When I began to understand that science teaching can (and should) focus on students' curiosity and questions in a way that engages students in “doing science,” not just reading about science, those fears disappeared. I joined my students in this pursuit of understanding how our world works.
I tell my pre-service elementary teachers this now—start with students’ questions and seek answers to those questions together. Don’t worry if you don’t know all of the answers; in fact, if you do, don’t start by giving students answers.
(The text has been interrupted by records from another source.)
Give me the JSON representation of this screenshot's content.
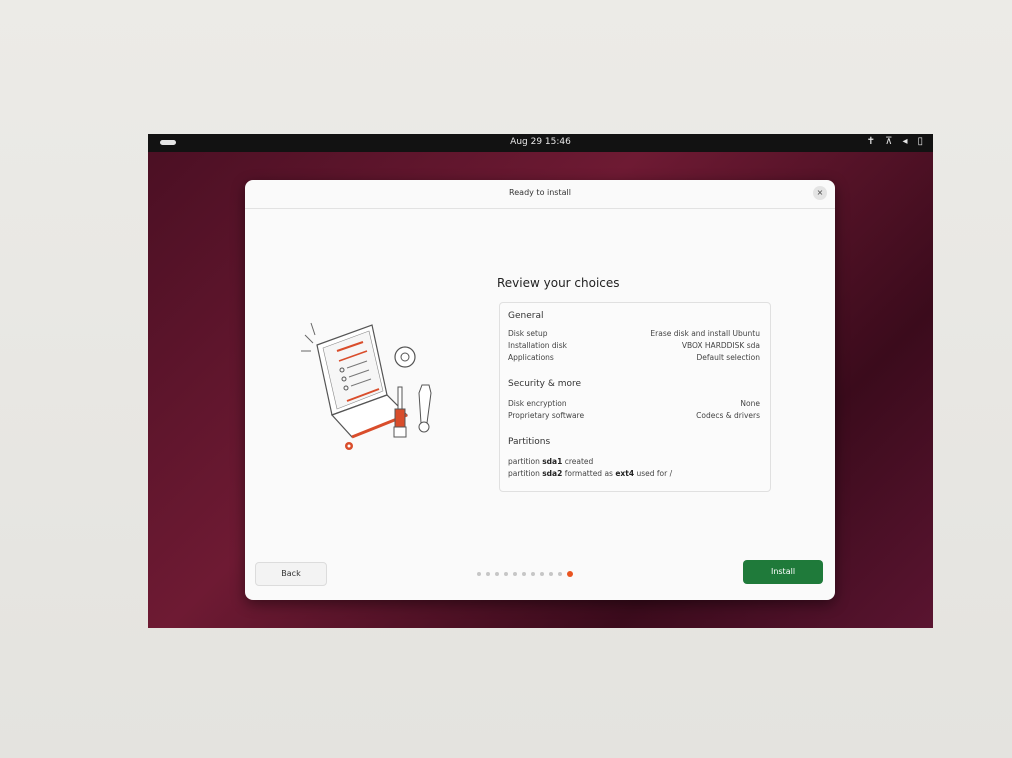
{
  "topbar": {
    "clock": "Aug 29  15:46",
    "tray_icons": [
      "accessibility-icon",
      "network-icon",
      "volume-icon",
      "battery-icon"
    ]
  },
  "dialog": {
    "title": "Ready to install",
    "close_glyph": "×",
    "review_title": "Review your choices",
    "general": {
      "title": "General",
      "rows": [
        {
          "k": "Disk setup",
          "v": "Erase disk and install Ubuntu"
        },
        {
          "k": "Installation disk",
          "v": "VBOX HARDDISK sda"
        },
        {
          "k": "Applications",
          "v": "Default selection"
        }
      ]
    },
    "security": {
      "title": "Security & more",
      "rows": [
        {
          "k": "Disk encryption",
          "v": "None"
        },
        {
          "k": "Proprietary software",
          "v": "Codecs & drivers"
        }
      ]
    },
    "partitions": {
      "title": "Partitions",
      "line1_pre": "partition ",
      "line1_bold": "sda1",
      "line1_post": " created",
      "line2_pre": "partition ",
      "line2_bold": "sda2",
      "line2_mid": " formatted as ",
      "line2_bold2": "ext4",
      "line2_post": " used for /"
    },
    "back_label": "Back",
    "install_label": "Install",
    "progress": {
      "total_steps": 11,
      "current_step": 11
    }
  },
  "colors": {
    "accent_orange": "#e95420",
    "install_green": "#1f7a3a",
    "desktop_maroon": "#5a1430"
  }
}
The pursuit of understanding how the natural world works involves “doing science.” When you “do science” and learn with your students, you will not be so afraid to teach science.
Do you have an idea of what teacher materials will result from your research?
The teacher learning materials will be made available through a web-based platform and will include videos and interactive teacher learning/professional development activities to support teachers' knowledge construction around the practice of noticing their student disciplinary thinking in science. Designing and testing these materials is the focus of the latter part of this 5-year project. At first, these materials (and this interactive website) will be designed for fifth-grade teachers with a future goal to extend them to other elementary grade levels (but that is looking beyond the scope of this project).
You were in the Lesley/Audubon program* here. What was that like, where did you travel, and what did you get out of it?
This program is fondly referred to by fellow alumni as being “on the bus.” On the bus, I learned how to be both a teacher and learner of science in ways that were engaging and meaningful. I traveled to the US-Mexico borderlands, the Pacific Northwest, and the US and Canadian northeast coast. In my studies, I was completely immersed in different bioregions where I could pursue ecological, environmental, and cultural understanding of the ecosystems within these bioregions.
I learned by interacting with the people and places of these bio-regions and I engaged in “doing science,” teaching science, and living science. It was “on the bus" where I really began to understand how to teach science differently—starting with students’ ideas and thinking, engaging them in “doing science,” and supporting the refinement of their everyday thinking in their pursuit of scientific understanding.
The bus changed who I was as a teacher and because of this program and the impact it had on me, I became increasingly curious about how teachers think about science teaching and learning and about how to support teachers in learning to teach science differently. These questions drive my work as a professor and scholar of elementary science education.
*In cooperation with the Audubon Expedition Institute, Lesley offered a Master of Science in Environmental Education, in which students traveled on a bus in various parts of the US, camping out, studying, and participating in experiential learning situations.